WORK INSTRUCTION: Using the records below, find every line that includes "icon" and copy it.

------------------------------------------------------------

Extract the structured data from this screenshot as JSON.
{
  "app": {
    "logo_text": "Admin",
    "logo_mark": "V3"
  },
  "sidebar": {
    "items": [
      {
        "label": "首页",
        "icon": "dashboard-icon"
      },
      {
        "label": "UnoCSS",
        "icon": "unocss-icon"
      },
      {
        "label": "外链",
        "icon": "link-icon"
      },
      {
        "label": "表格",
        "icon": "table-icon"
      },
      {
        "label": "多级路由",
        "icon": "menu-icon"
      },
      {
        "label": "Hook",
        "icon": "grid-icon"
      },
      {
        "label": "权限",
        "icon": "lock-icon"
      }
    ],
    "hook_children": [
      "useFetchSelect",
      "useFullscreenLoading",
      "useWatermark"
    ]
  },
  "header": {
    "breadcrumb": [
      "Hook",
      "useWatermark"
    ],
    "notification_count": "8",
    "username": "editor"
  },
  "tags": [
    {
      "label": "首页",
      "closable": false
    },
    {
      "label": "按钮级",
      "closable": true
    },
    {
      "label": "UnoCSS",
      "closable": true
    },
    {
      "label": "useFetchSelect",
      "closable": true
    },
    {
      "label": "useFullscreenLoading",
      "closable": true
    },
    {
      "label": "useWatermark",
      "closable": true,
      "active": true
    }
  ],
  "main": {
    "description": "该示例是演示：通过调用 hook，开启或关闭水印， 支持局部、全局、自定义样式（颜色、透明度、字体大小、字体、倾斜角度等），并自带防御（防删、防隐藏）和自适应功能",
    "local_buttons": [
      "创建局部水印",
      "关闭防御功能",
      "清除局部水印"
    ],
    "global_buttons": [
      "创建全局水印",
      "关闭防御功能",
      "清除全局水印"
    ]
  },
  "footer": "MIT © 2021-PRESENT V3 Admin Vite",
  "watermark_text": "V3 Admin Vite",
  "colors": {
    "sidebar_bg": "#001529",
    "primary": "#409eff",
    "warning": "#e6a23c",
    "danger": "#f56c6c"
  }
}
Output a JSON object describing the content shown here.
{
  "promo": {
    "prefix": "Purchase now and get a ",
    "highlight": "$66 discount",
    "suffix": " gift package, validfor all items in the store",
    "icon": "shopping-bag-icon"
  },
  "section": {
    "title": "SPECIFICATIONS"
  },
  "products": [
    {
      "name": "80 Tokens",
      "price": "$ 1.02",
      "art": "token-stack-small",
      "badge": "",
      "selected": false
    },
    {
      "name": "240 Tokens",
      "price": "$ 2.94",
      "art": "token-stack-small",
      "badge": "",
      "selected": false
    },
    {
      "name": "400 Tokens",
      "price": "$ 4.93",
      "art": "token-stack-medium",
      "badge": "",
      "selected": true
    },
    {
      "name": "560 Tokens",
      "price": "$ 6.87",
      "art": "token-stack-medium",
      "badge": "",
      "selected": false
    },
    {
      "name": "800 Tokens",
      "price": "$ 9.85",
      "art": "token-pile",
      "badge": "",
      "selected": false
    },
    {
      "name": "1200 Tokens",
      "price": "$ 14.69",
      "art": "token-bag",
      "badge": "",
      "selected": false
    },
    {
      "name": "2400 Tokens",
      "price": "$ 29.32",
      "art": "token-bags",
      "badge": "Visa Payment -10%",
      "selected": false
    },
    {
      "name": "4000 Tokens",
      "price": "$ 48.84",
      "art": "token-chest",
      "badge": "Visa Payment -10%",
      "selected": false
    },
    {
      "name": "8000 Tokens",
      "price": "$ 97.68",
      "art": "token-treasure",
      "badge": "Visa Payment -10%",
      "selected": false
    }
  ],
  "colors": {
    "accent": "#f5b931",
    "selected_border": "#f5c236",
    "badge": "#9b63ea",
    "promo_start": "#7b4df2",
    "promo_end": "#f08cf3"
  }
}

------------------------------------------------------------

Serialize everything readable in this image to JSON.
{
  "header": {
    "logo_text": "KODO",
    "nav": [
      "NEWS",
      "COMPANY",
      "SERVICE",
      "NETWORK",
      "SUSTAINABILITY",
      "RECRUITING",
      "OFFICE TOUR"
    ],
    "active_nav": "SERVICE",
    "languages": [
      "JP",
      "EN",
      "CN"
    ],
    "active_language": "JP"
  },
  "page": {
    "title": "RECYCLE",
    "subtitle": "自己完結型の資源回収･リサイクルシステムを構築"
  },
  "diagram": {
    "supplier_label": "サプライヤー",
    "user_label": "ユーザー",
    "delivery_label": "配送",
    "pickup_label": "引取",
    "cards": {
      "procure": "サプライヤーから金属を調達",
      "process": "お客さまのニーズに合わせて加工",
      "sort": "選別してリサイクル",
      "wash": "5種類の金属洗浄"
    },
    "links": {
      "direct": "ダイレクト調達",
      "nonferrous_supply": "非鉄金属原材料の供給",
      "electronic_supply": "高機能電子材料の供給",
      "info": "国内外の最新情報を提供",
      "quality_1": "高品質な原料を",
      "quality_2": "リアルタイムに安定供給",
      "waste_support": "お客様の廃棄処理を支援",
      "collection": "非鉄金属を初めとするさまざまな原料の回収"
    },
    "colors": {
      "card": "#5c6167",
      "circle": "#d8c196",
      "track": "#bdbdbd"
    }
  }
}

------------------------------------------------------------

EXERCISE SOLUTION:
        "icon": "dashboard-icon"
        "icon": "unocss-icon"
        "icon": "link-icon"
        "icon": "table-icon"
        "icon": "menu-icon"
        "icon": "grid-icon"
        "icon": "lock-icon"
    "icon": "shopping-bag-icon"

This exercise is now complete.